Running coast to coast for the better part of my career, I never cease to think of the Donners and Reeds when I’m traveling to California on I80. One who has never traveled this route can’t really magine the hardships these emigrants endured. Moreover, one who has traveled it can only begin to imagine.
I won’t get into the details of the journey here. Furthermore, I won’t address the difficulties presented in crossing the Rockies and western Wyoming. My focus here will be on two specific challenges that seem to me to be almost insurmountable for a wagon train.
The Donner Party had to cross the Bonneville Salt Flats.
This track across the salt desert took the parry 6 days.
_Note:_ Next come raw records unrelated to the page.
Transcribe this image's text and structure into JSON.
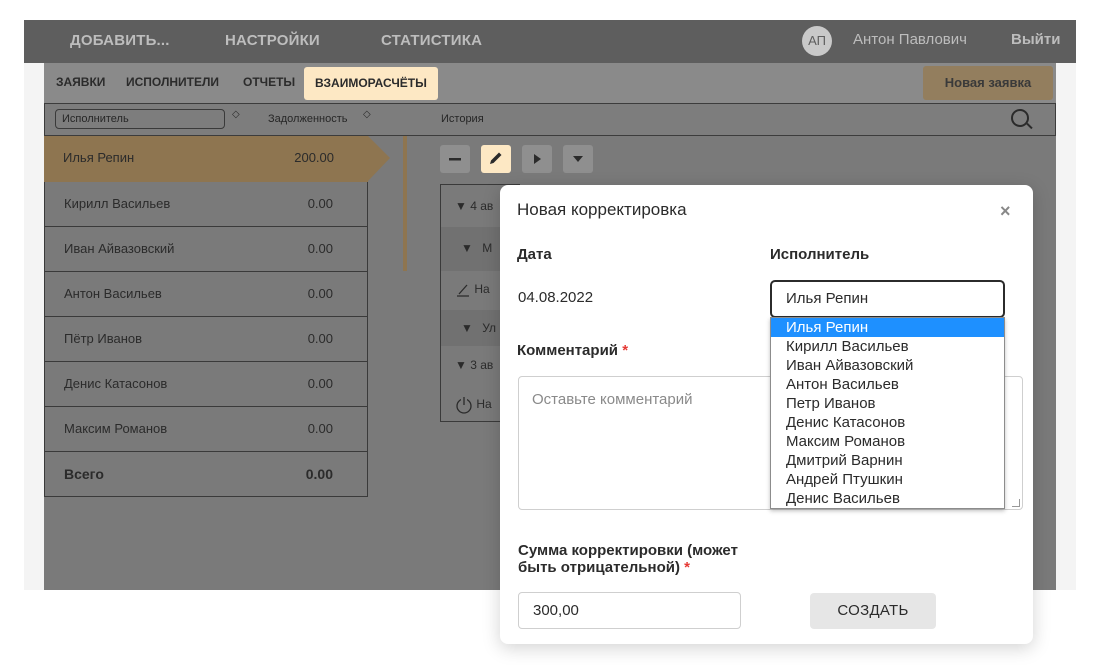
{
  "topbar": {
    "nav": [
      "ДОБАВИТЬ...",
      "НАСТРОЙКИ",
      "СТАТИСТИКА"
    ],
    "avatar": "АП",
    "user_name": "Антон Павлович",
    "logout": "Выйти"
  },
  "subnav": {
    "tabs": [
      "ЗАЯВКИ",
      "ИСПОЛНИТЕЛИ",
      "ОТЧЕТЫ",
      "ВЗАИМОРАСЧЁТЫ"
    ],
    "active_tab": "ВЗАИМОРАСЧЁТЫ",
    "new_order": "Новая заявка"
  },
  "filterbar": {
    "executor_select": "Исполнитель",
    "debt_label": "Задолженность",
    "history_label": "История"
  },
  "table": {
    "rows": [
      {
        "name": "Илья Репин",
        "value": "200.00"
      },
      {
        "name": "Кирилл Васильев",
        "value": "0.00"
      },
      {
        "name": "Иван Айвазовский",
        "value": "0.00"
      },
      {
        "name": "Антон Васильев",
        "value": "0.00"
      },
      {
        "name": "Пётр Иванов",
        "value": "0.00"
      },
      {
        "name": "Денис Катасонов",
        "value": "0.00"
      },
      {
        "name": "Максим Романов",
        "value": "0.00"
      }
    ],
    "total_label": "Всего",
    "total_value": "0.00"
  },
  "history": {
    "fragments": [
      "4 ав",
      "М",
      "На",
      "Ул",
      "3 ав",
      "На"
    ]
  },
  "modal": {
    "title": "Новая корректировка",
    "close": "×",
    "date_label": "Дата",
    "date_value": "04.08.2022",
    "executor_label": "Исполнитель",
    "executor_value": "Илья Репин",
    "comment_label": "Комментарий",
    "required_mark": "*",
    "comment_placeholder": "Оставьте комментарий",
    "sum_label": "Сумма корректировки (может быть отрицательной)",
    "sum_value": "300,00",
    "create_button": "СОЗДАТЬ"
  },
  "dropdown": {
    "options": [
      "Илья Репин",
      "Кирилл Васильев",
      "Иван Айвазовский",
      "Антон Васильев",
      "Петр Иванов",
      "Денис Катасонов",
      "Максим Романов",
      "Дмитрий Варнин",
      "Андрей Птушкин",
      "Денис Васильев"
    ]
  },
  "colors": {
    "accent": "#fde8c4",
    "accent_dark": "#8e7550",
    "selection": "#1e90ff",
    "required": "#e53935"
  }
}
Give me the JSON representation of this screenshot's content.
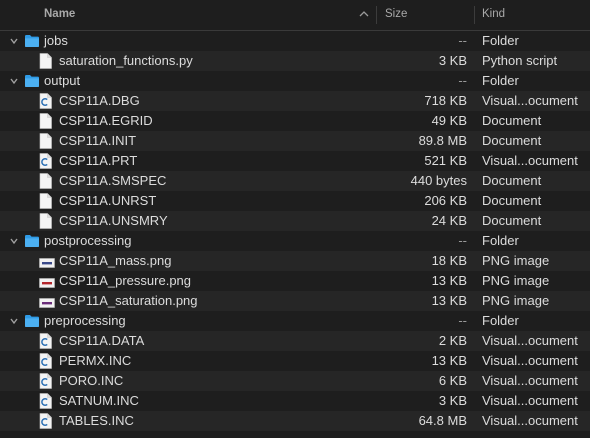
{
  "columns": {
    "name": "Name",
    "size": "Size",
    "kind": "Kind"
  },
  "rows": [
    {
      "name": "jobs",
      "size": "--",
      "kind": "Folder",
      "type": "folder",
      "level": 0,
      "expanded": true
    },
    {
      "name": "saturation_functions.py",
      "size": "3 KB",
      "kind": "Python script",
      "type": "doc",
      "level": 1
    },
    {
      "name": "output",
      "size": "--",
      "kind": "Folder",
      "type": "folder",
      "level": 0,
      "expanded": true
    },
    {
      "name": "CSP11A.DBG",
      "size": "718 KB",
      "kind": "Visual...ocument",
      "type": "code",
      "level": 1
    },
    {
      "name": "CSP11A.EGRID",
      "size": "49 KB",
      "kind": "Document",
      "type": "doc",
      "level": 1
    },
    {
      "name": "CSP11A.INIT",
      "size": "89.8 MB",
      "kind": "Document",
      "type": "doc",
      "level": 1
    },
    {
      "name": "CSP11A.PRT",
      "size": "521 KB",
      "kind": "Visual...ocument",
      "type": "code",
      "level": 1
    },
    {
      "name": "CSP11A.SMSPEC",
      "size": "440 bytes",
      "kind": "Document",
      "type": "doc",
      "level": 1
    },
    {
      "name": "CSP11A.UNRST",
      "size": "206 KB",
      "kind": "Document",
      "type": "doc",
      "level": 1
    },
    {
      "name": "CSP11A.UNSMRY",
      "size": "24 KB",
      "kind": "Document",
      "type": "doc",
      "level": 1
    },
    {
      "name": "postprocessing",
      "size": "--",
      "kind": "Folder",
      "type": "folder",
      "level": 0,
      "expanded": true
    },
    {
      "name": "CSP11A_mass.png",
      "size": "18 KB",
      "kind": "PNG image",
      "type": "image",
      "level": 1,
      "accent": "#3b4a8a"
    },
    {
      "name": "CSP11A_pressure.png",
      "size": "13 KB",
      "kind": "PNG image",
      "type": "image",
      "level": 1,
      "accent": "#b3262c"
    },
    {
      "name": "CSP11A_saturation.png",
      "size": "13 KB",
      "kind": "PNG image",
      "type": "image",
      "level": 1,
      "accent": "#6a2d7a"
    },
    {
      "name": "preprocessing",
      "size": "--",
      "kind": "Folder",
      "type": "folder",
      "level": 0,
      "expanded": true
    },
    {
      "name": "CSP11A.DATA",
      "size": "2 KB",
      "kind": "Visual...ocument",
      "type": "code",
      "level": 1
    },
    {
      "name": "PERMX.INC",
      "size": "13 KB",
      "kind": "Visual...ocument",
      "type": "code",
      "level": 1
    },
    {
      "name": "PORO.INC",
      "size": "6 KB",
      "kind": "Visual...ocument",
      "type": "code",
      "level": 1
    },
    {
      "name": "SATNUM.INC",
      "size": "3 KB",
      "kind": "Visual...ocument",
      "type": "code",
      "level": 1
    },
    {
      "name": "TABLES.INC",
      "size": "64.8 MB",
      "kind": "Visual...ocument",
      "type": "code",
      "level": 1
    }
  ],
  "colors": {
    "folder": "#2f9be6",
    "accent_code": "#2b6fb3",
    "alt_row": "#262626"
  }
}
There is no portable water along the way. Hence, they nearly died of dehydration. Furthermore, their cattle nearly perished. Near the end of this stretch, they had to loose the oxen from the wagons and lead them to water. However, the cattle caught smell of water and stampeded. Many were lost. Thus, wagons had to be abandoned. The remains of those wagons are pictured here.
Crossing the Sierra Nevadas.
The above picture was taken yesterday at Donner Summit. Roughly six miles east of this rest area is where the party had made camp after getting caught in an early snow. This picture is intimidating enough. However, at their camp there was 21 feet of snow. Pulling out of this rest area, there is a sign warning truckers of the 40 mile downgrade ahead. You read that right. 40 miles west through the mountains to safety.
Furthermore, we must remember that California was then a part of Mexico. Moreover, this land was on the established California trail. Further still, the mountains weren’t the only issue. Maneuvering this trail required over a dozen crossings of the Truckee River.
There is a statue honoring the survivors of the party briefly visible through the trees alongside Interstate 80 in California. It sits atop a 21 foot high base to mark the snow level that year. It stands in honor of the brave Americans who tempted fate to move westward on the California Trail. Let’s not forget these brave Americans who expanded our horizons and helped to make our country what it is today.